_EXERCISE REQUIREMENTS_:
Copy out the data below, all of it, exactly.

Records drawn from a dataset
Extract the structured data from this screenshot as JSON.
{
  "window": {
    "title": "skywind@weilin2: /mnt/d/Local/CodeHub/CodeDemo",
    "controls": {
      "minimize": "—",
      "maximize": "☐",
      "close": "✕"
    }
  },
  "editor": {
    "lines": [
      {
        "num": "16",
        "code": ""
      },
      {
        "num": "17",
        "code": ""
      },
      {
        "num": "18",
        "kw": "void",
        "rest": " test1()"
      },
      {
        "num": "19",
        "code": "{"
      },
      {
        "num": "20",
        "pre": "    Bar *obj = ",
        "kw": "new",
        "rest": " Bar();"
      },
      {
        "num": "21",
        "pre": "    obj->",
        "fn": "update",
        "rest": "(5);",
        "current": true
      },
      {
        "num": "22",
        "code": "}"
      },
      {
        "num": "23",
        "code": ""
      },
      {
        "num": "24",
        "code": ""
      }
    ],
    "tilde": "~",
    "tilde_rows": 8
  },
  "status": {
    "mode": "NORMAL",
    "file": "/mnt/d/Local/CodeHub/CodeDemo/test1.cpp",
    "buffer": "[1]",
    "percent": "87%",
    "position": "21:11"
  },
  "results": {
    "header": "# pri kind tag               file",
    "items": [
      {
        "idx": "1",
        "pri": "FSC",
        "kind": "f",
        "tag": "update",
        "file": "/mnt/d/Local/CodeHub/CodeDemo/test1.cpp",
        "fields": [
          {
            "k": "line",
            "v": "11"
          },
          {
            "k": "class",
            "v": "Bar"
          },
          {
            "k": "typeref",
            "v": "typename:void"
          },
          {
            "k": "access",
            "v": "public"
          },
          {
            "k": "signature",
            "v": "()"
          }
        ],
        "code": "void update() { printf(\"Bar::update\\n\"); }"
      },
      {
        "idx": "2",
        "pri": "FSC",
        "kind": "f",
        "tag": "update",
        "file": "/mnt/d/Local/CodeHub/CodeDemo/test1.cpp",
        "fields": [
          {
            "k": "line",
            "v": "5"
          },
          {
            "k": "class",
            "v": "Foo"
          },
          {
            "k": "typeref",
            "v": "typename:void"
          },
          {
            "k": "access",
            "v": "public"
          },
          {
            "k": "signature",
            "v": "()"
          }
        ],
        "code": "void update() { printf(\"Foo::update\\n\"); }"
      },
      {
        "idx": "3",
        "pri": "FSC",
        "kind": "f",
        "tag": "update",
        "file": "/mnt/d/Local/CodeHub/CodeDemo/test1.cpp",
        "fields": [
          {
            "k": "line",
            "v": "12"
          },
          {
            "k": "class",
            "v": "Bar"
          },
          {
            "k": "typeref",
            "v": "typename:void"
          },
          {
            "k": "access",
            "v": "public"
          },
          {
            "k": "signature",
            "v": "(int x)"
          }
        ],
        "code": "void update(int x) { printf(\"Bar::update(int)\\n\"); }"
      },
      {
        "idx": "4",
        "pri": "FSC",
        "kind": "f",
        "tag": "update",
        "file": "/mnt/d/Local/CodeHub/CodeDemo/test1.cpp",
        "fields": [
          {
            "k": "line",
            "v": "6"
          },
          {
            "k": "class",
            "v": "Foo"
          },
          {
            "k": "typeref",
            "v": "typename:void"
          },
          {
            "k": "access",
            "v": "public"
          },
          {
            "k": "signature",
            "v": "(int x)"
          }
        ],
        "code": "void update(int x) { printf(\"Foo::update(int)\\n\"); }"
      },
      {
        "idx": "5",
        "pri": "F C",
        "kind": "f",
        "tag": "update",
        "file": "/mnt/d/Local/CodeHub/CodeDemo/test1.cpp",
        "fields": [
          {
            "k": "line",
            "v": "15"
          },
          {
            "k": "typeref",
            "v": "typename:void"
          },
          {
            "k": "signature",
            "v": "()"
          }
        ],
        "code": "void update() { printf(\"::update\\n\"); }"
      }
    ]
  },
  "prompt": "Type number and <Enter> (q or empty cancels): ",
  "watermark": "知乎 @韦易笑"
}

_ANSWER TO THE EXERCISE_:
Extract the structured data from this screenshot as JSON.
{
  "window": {
    "title": "skywind@weilin2: /mnt/d/Local/CodeHub/CodeDemo",
    "controls": {
      "minimize": "—",
      "maximize": "☐",
      "close": "✕"
    }
  },
  "editor": {
    "lines": [
      {
        "num": "16",
        "code": ""
      },
      {
        "num": "17",
        "code": ""
      },
      {
        "num": "18",
        "kw": "void",
        "rest": " test1()"
      },
      {
        "num": "19",
        "code": "{"
      },
      {
        "num": "20",
        "pre": "    Bar *obj = ",
        "kw": "new",
        "rest": " Bar();"
      },
      {
        "num": "21",
        "pre": "    obj->",
        "fn": "update",
        "rest": "(5);",
        "current": true
      },
      {
        "num": "22",
        "code": "}"
      },
      {
        "num": "23",
        "code": ""
      },
      {
        "num": "24",
        "code": ""
      }
    ],
    "tilde": "~",
    "tilde_rows": 8
  },
  "status": {
    "mode": "NORMAL",
    "file": "/mnt/d/Local/CodeHub/CodeDemo/test1.cpp",
    "buffer": "[1]",
    "percent": "87%",
    "position": "21:11"
  },
  "results": {
    "header": "# pri kind tag               file",
    "items": [
      {
        "idx": "1",
        "pri": "FSC",
        "kind": "f",
        "tag": "update",
        "file": "/mnt/d/Local/CodeHub/CodeDemo/test1.cpp",
        "fields": [
          {
            "k": "line",
            "v": "11"
          },
          {
            "k": "class",
            "v": "Bar"
          },
          {
            "k": "typeref",
            "v": "typename:void"
          },
          {
            "k": "access",
            "v": "public"
          },
          {
            "k": "signature",
            "v": "()"
          }
        ],
        "code": "void update() { printf(\"Bar::update\\n\"); }"
      },
      {
        "idx": "2",
        "pri": "FSC",
        "kind": "f",
        "tag": "update",
        "file": "/mnt/d/Local/CodeHub/CodeDemo/test1.cpp",
        "fields": [
          {
            "k": "line",
            "v": "5"
          },
          {
            "k": "class",
            "v": "Foo"
          },
          {
            "k": "typeref",
            "v": "typename:void"
          },
          {
            "k": "access",
            "v": "public"
          },
          {
            "k": "signature",
            "v": "()"
          }
        ],
        "code": "void update() { printf(\"Foo::update\\n\"); }"
      },
      {
        "idx": "3",
        "pri": "FSC",
        "kind": "f",
        "tag": "update",
        "file": "/mnt/d/Local/CodeHub/CodeDemo/test1.cpp",
        "fields": [
          {
            "k": "line",
            "v": "12"
          },
          {
            "k": "class",
            "v": "Bar"
          },
          {
            "k": "typeref",
            "v": "typename:void"
          },
          {
            "k": "access",
            "v": "public"
          },
          {
            "k": "signature",
            "v": "(int x)"
          }
        ],
        "code": "void update(int x) { printf(\"Bar::update(int)\\n\"); }"
      },
      {
        "idx": "4",
        "pri": "FSC",
        "kind": "f",
        "tag": "update",
        "file": "/mnt/d/Local/CodeHub/CodeDemo/test1.cpp",
        "fields": [
          {
            "k": "line",
            "v": "6"
          },
          {
            "k": "class",
            "v": "Foo"
          },
          {
            "k": "typeref",
            "v": "typename:void"
          },
          {
            "k": "access",
            "v": "public"
          },
          {
            "k": "signature",
            "v": "(int x)"
          }
        ],
        "code": "void update(int x) { printf(\"Foo::update(int)\\n\"); }"
      },
      {
        "idx": "5",
        "pri": "F C",
        "kind": "f",
        "tag": "update",
        "file": "/mnt/d/Local/CodeHub/CodeDemo/test1.cpp",
        "fields": [
          {
            "k": "line",
            "v": "15"
          },
          {
            "k": "typeref",
            "v": "typename:void"
          },
          {
            "k": "signature",
            "v": "()"
          }
        ],
        "code": "void update() { printf(\"::update\\n\"); }"
      }
    ]
  },
  "prompt": "Type number and <Enter> (q or empty cancels): ",
  "watermark": "知乎 @韦易笑"
}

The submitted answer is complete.